Data records for software interfaces
[Start of section]

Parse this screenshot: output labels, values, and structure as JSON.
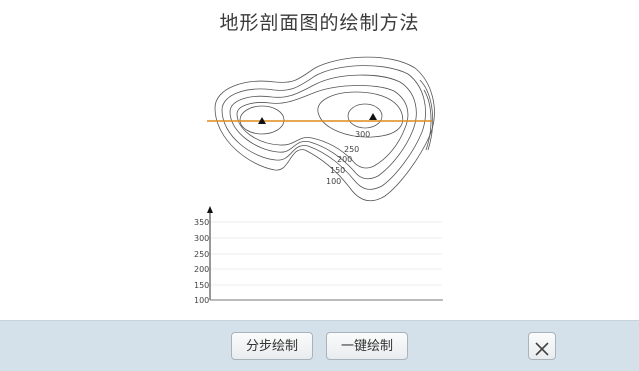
{
  "title": "地形剖面图的绘制方法",
  "contour_labels": [
    "300",
    "250",
    "200",
    "150",
    "100"
  ],
  "profile": {
    "y_ticks": [
      "350",
      "300",
      "250",
      "200",
      "150",
      "100"
    ]
  },
  "buttons": {
    "step_draw": "分步绘制",
    "one_click_draw": "一键绘制",
    "close_icon": "close-icon"
  },
  "colors": {
    "profile_line": "#e08a1a",
    "footer_bg": "#d5e1ea"
  }
}
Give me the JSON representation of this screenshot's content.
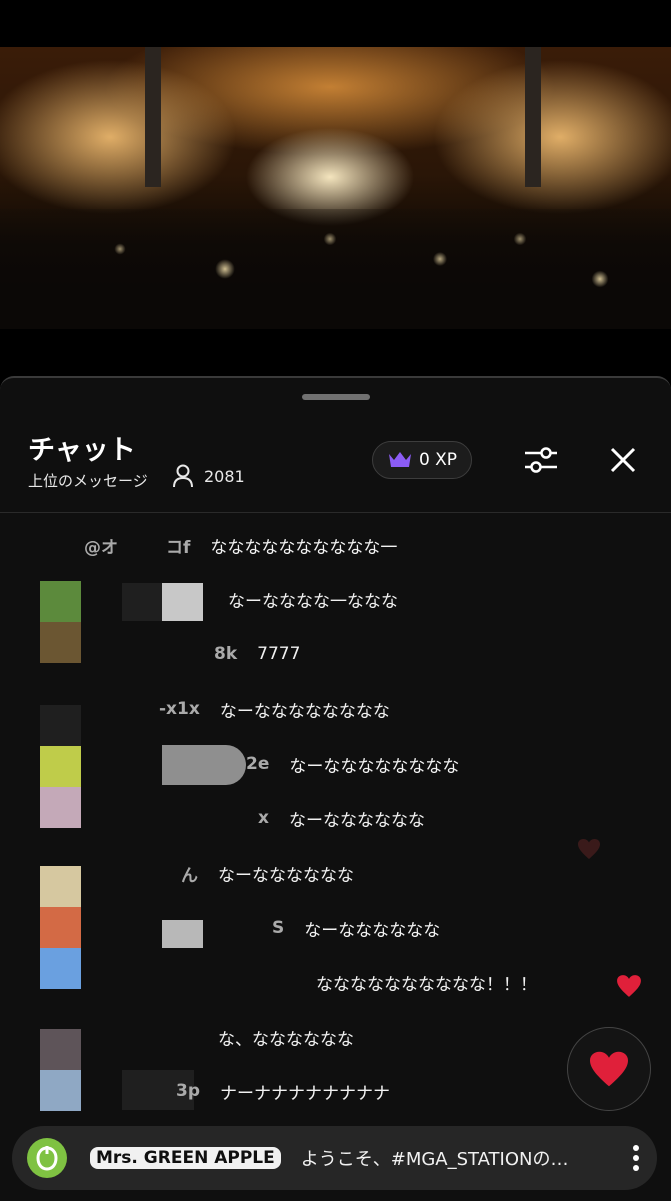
{
  "chat": {
    "title": "チャット",
    "subtitle": "上位のメッセージ",
    "viewer_count": "2081",
    "xp": "0 XP"
  },
  "messages": [
    {
      "author": "@オ",
      "author_suffix": "コf",
      "text": "なななななななななな一"
    },
    {
      "author": "",
      "text": "なーなななな一ななな"
    },
    {
      "author": "8k",
      "text": "7777"
    },
    {
      "author": "-x1x",
      "text": "なーなななななななな"
    },
    {
      "author": "2e",
      "text": "なーなななななななな"
    },
    {
      "author": "x",
      "text": "なーなななななな"
    },
    {
      "author": "ん",
      "text": "なーなななななな"
    },
    {
      "author": "S",
      "text": "なーなななななな"
    },
    {
      "author": "",
      "text": "なななななななななな！！！"
    },
    {
      "author": "",
      "text": "な、なななななな"
    },
    {
      "author": "3p",
      "text": "ナーナナナナナナナナ"
    }
  ],
  "pinned": {
    "badge": "Mrs. GREEN APPLE",
    "text": "ようこそ、#MGA_STATIONの配信へ"
  },
  "colors": {
    "panel_bg": "#0f0f0f",
    "accent_purple": "#8c5cf6",
    "heart_red": "#e0203a",
    "brand_green": "#7fc242"
  },
  "icons": [
    "user-icon",
    "crown-icon",
    "filter-icon",
    "close-icon",
    "heart-icon",
    "more-vert-icon",
    "brand-logo-icon"
  ]
}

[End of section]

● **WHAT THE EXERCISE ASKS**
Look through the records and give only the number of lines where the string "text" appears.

● **SOLUTION TO THIS EXERCISE**
12